ACTION ITEM: Return each of the entries below precisely, with no pictures in the result.

DATA PROVIDED:
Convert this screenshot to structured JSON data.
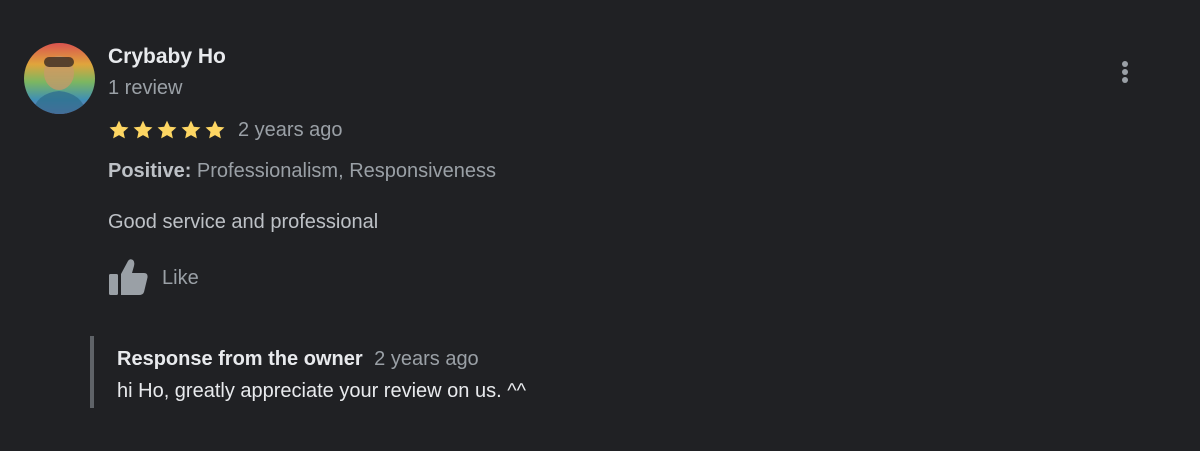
{
  "review": {
    "reviewer_name": "Crybaby Ho",
    "review_count": "1 review",
    "rating": 5,
    "rating_max": 5,
    "star_color": "#fdd663",
    "time": "2 years ago",
    "attributes_label": "Positive:",
    "attributes_value": "Professionalism, Responsiveness",
    "text": "Good service and professional",
    "like_label": "Like",
    "avatar_icon": "profile-photo",
    "more_icon": "more-vert-icon",
    "like_icon": "thumb-up-icon"
  },
  "owner_response": {
    "title": "Response from the owner",
    "time": "2 years ago",
    "text": "hi Ho, greatly appreciate your review on us. ^^"
  },
  "colors": {
    "background": "#202124",
    "primary_text": "#e8eaed",
    "secondary_text": "#9aa0a6",
    "accent_star": "#fdd663"
  }
}
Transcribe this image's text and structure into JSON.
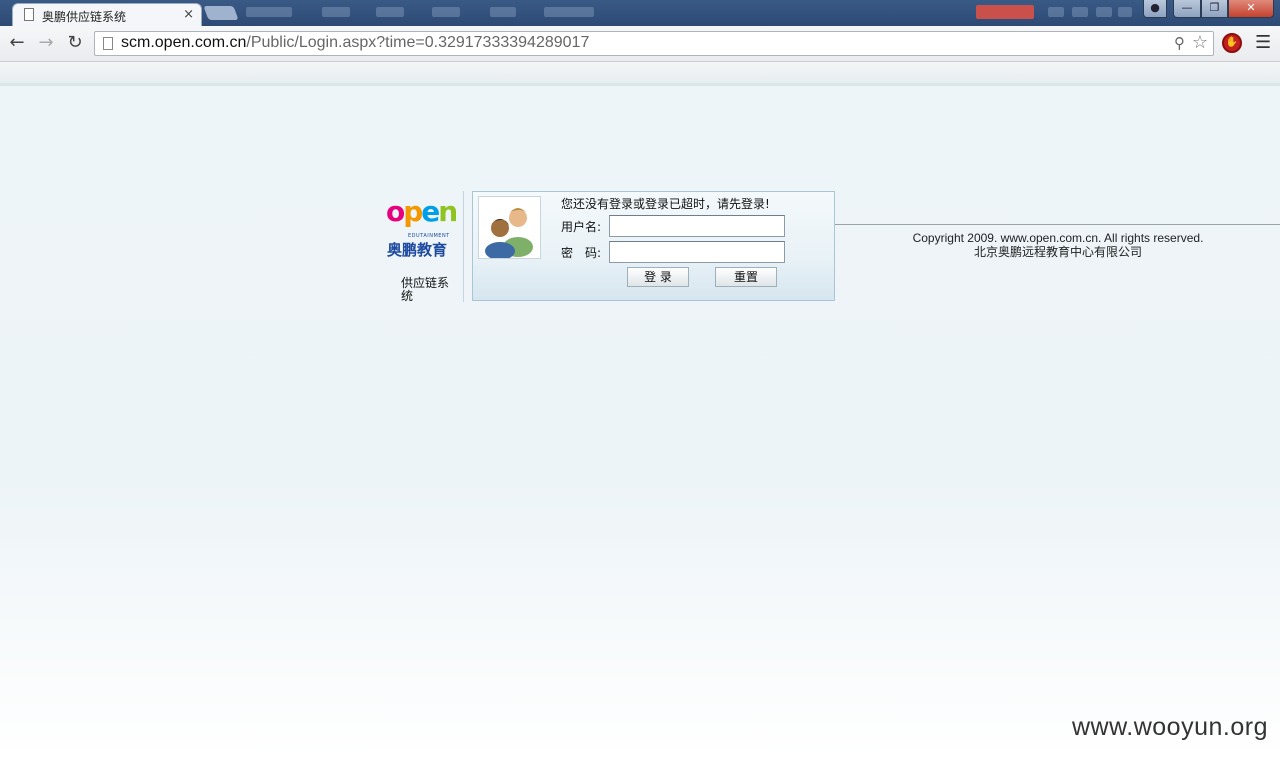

SOLUTION BELOW:
Convert this screenshot to structured JSON data.
{
  "review": {
    "reviewer_name": "Crybaby Ho",
    "review_count": "1 review",
    "rating": 5,
    "rating_max": 5,
    "star_color": "#fdd663",
    "time": "2 years ago",
    "attributes_label": "Positive:",
    "attributes_value": "Professionalism, Responsiveness",
    "text": "Good service and professional",
    "like_label": "Like",
    "avatar_icon": "profile-photo",
    "more_icon": "more-vert-icon",
    "like_icon": "thumb-up-icon"
  },
  "owner_response": {
    "title": "Response from the owner",
    "time": "2 years ago",
    "text": "hi Ho, greatly appreciate your review on us. ^^"
  },
  "colors": {
    "background": "#202124",
    "primary_text": "#e8eaed",
    "secondary_text": "#9aa0a6",
    "accent_star": "#fdd663"
  }
}
Transcribe this image's text and structure into JSON.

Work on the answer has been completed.